## [Task statement]
Please state how many lines in the records contain the string "定义整型变量", with no words besides the number.

-=-=-

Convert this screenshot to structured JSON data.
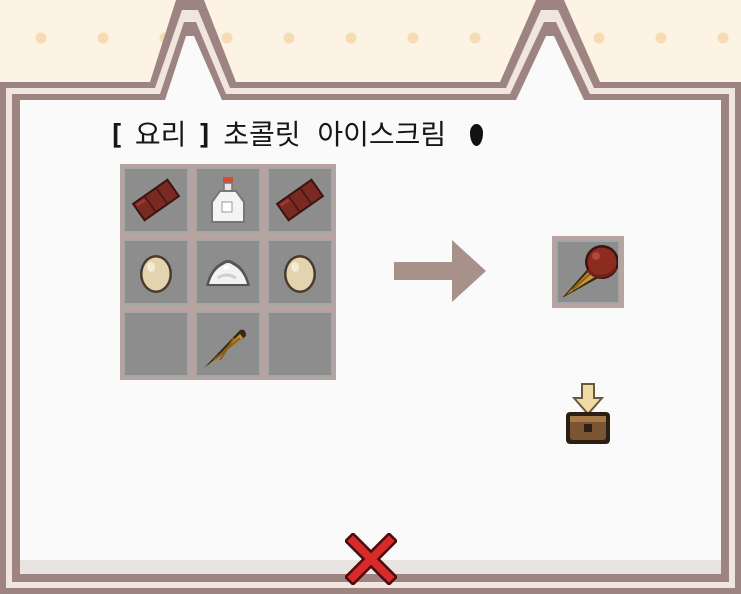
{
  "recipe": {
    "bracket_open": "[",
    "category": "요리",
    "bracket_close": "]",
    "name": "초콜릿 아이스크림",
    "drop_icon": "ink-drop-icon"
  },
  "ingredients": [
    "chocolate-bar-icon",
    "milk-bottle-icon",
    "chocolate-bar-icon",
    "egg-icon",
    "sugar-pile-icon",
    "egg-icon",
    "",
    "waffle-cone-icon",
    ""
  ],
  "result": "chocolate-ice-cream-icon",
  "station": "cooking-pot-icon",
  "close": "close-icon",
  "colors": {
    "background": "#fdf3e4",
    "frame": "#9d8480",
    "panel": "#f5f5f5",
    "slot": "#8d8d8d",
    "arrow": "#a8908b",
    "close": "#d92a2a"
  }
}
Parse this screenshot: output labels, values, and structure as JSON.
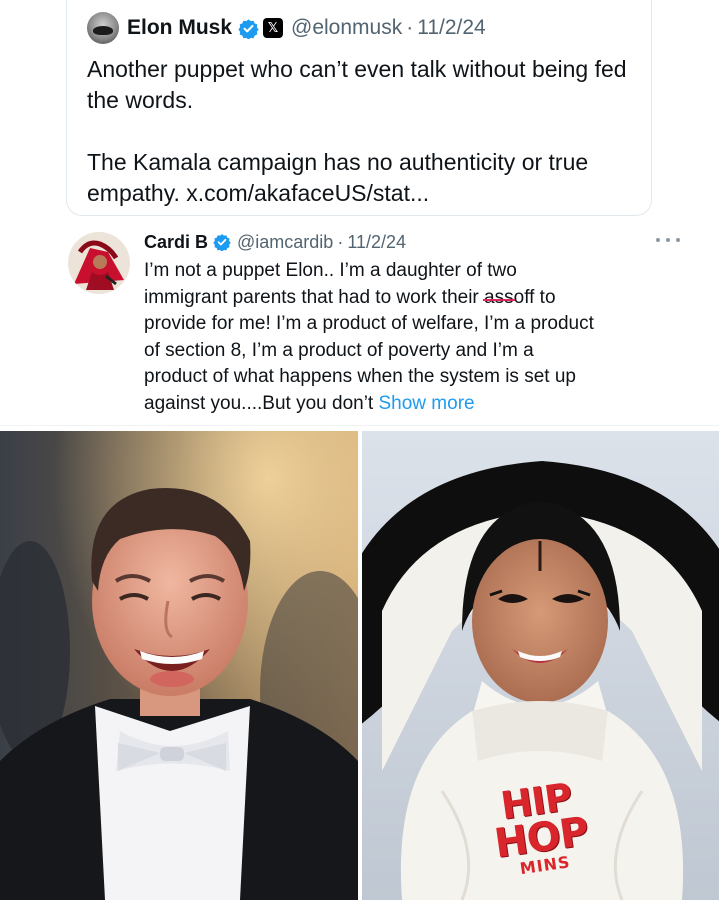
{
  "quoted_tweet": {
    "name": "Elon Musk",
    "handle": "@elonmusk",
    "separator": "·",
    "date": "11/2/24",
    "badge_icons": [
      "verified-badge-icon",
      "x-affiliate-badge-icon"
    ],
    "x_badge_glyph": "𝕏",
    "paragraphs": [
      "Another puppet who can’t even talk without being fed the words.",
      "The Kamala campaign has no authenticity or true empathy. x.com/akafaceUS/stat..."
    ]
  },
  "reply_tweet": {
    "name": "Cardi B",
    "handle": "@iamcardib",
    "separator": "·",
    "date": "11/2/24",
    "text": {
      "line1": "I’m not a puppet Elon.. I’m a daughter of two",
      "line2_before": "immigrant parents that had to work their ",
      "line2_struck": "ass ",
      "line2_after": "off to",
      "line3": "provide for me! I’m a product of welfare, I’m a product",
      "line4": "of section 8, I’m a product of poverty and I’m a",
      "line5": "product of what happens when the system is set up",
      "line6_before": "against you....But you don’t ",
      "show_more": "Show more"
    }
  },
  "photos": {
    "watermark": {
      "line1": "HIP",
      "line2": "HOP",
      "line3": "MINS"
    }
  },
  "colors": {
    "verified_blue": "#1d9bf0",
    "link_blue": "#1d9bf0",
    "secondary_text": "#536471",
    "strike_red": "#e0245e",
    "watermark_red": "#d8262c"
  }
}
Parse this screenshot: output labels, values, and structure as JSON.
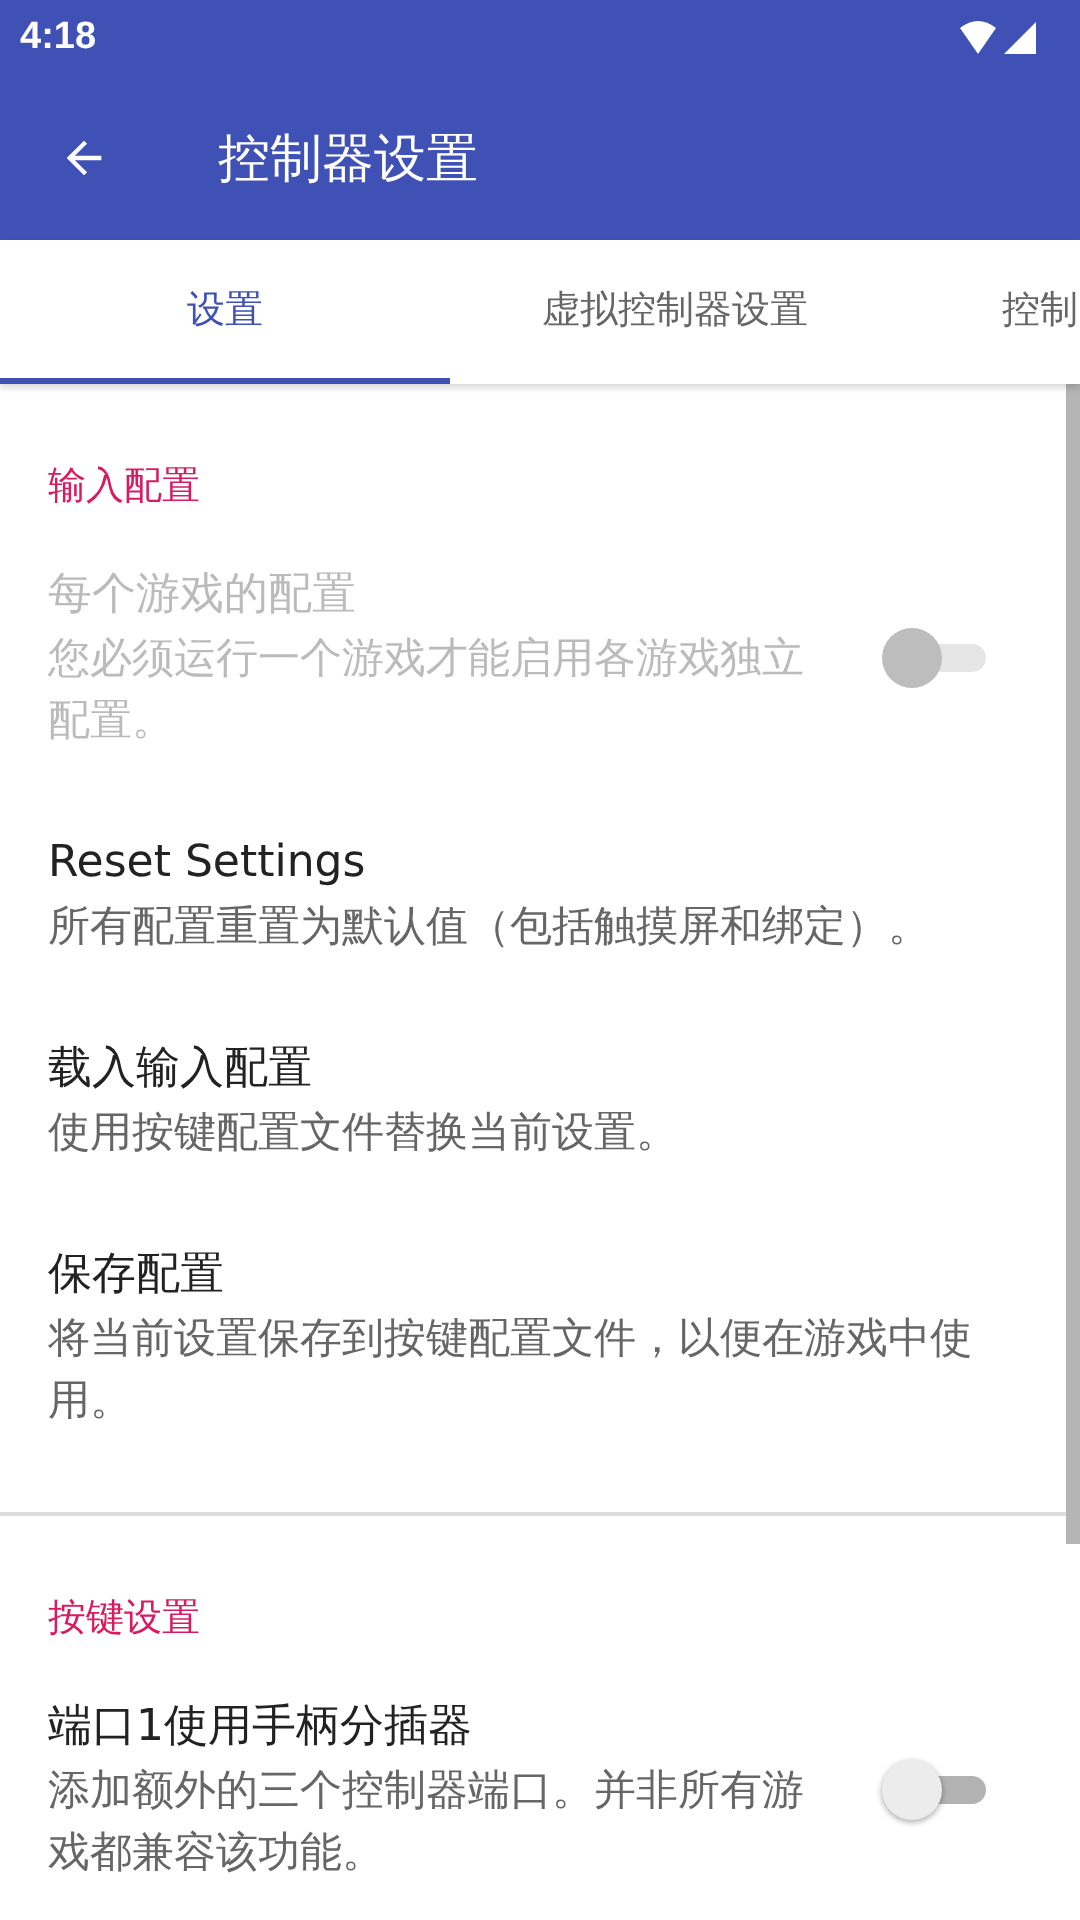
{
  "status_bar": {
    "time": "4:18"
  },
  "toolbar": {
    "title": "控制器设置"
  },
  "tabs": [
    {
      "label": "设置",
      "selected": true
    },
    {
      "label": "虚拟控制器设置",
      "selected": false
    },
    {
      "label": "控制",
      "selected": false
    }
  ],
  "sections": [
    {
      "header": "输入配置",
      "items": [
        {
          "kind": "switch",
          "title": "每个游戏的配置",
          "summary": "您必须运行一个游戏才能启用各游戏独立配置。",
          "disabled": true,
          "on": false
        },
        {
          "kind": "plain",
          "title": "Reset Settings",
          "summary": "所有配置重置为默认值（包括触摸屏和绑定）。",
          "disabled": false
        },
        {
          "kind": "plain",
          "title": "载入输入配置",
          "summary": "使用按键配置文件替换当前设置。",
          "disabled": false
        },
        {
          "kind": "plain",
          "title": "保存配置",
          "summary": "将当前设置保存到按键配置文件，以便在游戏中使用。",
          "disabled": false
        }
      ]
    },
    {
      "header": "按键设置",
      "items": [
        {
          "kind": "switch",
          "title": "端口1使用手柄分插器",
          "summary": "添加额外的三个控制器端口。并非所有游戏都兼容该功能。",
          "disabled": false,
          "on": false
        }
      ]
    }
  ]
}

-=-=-

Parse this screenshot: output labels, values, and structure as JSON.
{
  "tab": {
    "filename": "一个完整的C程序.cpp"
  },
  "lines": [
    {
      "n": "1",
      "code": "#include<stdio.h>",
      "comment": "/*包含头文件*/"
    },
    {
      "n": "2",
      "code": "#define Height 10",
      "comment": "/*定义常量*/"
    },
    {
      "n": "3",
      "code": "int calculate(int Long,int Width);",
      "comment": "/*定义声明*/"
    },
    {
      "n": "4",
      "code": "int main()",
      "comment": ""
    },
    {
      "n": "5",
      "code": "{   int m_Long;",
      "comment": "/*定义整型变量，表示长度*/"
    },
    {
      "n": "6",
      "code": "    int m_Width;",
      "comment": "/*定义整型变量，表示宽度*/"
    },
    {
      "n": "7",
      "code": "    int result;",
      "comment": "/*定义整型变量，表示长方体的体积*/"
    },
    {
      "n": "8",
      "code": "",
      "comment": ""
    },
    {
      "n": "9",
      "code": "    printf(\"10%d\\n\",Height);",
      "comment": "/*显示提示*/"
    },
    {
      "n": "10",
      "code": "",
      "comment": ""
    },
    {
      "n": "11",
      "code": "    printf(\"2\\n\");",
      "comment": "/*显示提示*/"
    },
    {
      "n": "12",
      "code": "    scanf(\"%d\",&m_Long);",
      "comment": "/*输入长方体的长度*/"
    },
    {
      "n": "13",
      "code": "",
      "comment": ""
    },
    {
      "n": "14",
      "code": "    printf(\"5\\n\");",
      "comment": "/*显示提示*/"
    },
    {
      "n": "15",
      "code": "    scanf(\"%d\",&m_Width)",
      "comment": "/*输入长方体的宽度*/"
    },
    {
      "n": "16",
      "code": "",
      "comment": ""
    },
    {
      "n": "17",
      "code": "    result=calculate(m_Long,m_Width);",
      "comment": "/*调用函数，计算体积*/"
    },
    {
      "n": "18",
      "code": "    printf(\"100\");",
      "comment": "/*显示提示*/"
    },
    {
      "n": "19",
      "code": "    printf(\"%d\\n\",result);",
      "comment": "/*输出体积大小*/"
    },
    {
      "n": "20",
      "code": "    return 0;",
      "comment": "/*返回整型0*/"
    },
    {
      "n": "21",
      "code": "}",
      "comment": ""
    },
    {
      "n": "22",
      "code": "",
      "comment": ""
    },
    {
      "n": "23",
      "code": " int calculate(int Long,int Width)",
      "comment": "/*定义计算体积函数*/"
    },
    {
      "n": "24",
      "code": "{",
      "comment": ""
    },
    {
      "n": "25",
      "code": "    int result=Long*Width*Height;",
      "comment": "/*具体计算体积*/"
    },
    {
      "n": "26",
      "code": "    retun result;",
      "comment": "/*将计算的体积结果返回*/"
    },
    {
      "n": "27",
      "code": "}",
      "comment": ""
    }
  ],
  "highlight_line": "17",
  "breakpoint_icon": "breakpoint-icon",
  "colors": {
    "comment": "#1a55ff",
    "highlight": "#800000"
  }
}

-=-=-

## [Final answer]
3